  39. Perkins SE, Pitman AJ, Holbrook NJ, McAneney J (2007) Evaluation of the AR4 climate models’ simulated daily maximum temperature, minimum temperature, and precipitation over Australia using probability density functions. J Clim 20:4356–4376CrossRefGoogle Scholar
  40. Piani C, Haerter J, Coppola E (2010) Statistical bias correction for daily precipitation in regional climate models over Europe. Theor Appl Climatol 99:187–192CrossRefGoogle Scholar
  41. Rummukainen M (2010) State-of-the-art with regional climate models. Wiley Interdiscip Rev Clim Change 1:82–96CrossRefGoogle Scholar
  42. Skamarock WC, Klemp JB, Dudhia J et al (2009) A description of the advanced research WRF Version 3. NCAR/TN-475 + STR NCAR TECHNICAL NOTE 125Google Scholar
  43. Steinecke K (1999) Urban climatological studies in the Reykjavık subarctic environment, Iceland. Atmos Environ 33:4157–4162CrossRefGoogle Scholar
  44. Teutschbein C, Seibert J (2012) Bias correction of regional climate model simulations for hydrological climate-change impact studies: review and evaluation of different methods. J Hydrol 456–457:12–29. doi: 10.1016/j.jhydrol.2012.05.052 CrossRefGoogle Scholar
  45. Thompson G, Rasmussen RM, Manning KW (2004) Explicit forecasts of winter precipitation using an improved bulk microphysics scheme. Part I: description and sensitivity analysis. Mon Weather Rev 132:519–542CrossRefGoogle Scholar
  46. Turner G (2012) Report on methodology to produce Sydney 2 km Contemporary and Future (2030) Land Cover Data. 1–19Google Scholar
  47. United Nations Department of Economics and Social Affairs, Population Division (2012) World Prospects, the 2011 Revision. New YorkGoogle Scholar
  48. Wagner S, Berg P, Schädler G, Kunstmann H (2012) High resolution regional climate model simulations for Germany: part II—projected climate changes. Clim Dyn. doi: 10.1007/s00382-012-1510-1
  49. Wilby RL (2008) Constructing climate change scenarios of urban heat island intensity and air quality. Environ Plann B 35:902–919. doi: 10.1068/b33066t CrossRefGoogle Scholar
  50. Wong KK, Dirks RA (1978) Mesoscale perturbations on airflow in the urban mixing layer. J Appl Meteorol 17:677–688CrossRefGoogle Scholar

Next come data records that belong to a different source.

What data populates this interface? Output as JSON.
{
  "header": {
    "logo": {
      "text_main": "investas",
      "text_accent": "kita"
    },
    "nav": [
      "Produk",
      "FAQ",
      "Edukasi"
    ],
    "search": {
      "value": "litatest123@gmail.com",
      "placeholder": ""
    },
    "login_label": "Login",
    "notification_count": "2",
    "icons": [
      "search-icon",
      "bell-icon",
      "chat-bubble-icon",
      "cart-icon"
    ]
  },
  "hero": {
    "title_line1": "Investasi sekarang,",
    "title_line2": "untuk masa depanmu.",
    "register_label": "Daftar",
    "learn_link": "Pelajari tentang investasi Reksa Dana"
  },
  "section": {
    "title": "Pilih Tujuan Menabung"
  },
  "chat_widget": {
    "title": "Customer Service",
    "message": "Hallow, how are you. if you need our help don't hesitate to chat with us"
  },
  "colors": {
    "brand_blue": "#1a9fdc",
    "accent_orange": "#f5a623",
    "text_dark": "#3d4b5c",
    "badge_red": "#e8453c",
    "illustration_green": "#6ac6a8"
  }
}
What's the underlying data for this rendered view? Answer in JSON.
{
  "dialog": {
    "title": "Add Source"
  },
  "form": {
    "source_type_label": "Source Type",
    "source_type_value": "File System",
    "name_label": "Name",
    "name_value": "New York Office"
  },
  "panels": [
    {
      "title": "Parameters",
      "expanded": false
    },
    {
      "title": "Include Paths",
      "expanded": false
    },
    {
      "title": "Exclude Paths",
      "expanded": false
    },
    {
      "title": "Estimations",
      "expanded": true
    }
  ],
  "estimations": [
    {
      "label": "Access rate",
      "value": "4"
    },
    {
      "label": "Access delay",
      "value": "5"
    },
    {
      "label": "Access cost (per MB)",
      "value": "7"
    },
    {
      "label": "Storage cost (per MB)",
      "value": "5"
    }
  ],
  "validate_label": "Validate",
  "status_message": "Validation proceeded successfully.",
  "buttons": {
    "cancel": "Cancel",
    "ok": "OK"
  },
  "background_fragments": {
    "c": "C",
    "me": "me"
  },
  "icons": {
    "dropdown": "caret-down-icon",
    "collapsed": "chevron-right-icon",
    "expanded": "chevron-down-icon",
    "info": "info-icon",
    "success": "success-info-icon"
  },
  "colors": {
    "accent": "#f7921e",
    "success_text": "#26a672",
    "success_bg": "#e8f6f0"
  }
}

Copyright information

© Springer-Verlag Berlin Heidelberg 2013

Authors and Affiliations

  • Daniel Argüeso
    • 1
    • 2
  • Jason P. Evans
    • 1
    • 2
  • Lluís Fita
    • 1
    • 2
  • Kathryn J. Bormann
    • 1
    • 2
  1. 1.Climate Change Research CentreUniversity of New South WalesSydneyAustralia
  2. 2.ARC Centre of Excellence for Climate System ScienceSydneyAustralia

Personalised recommendations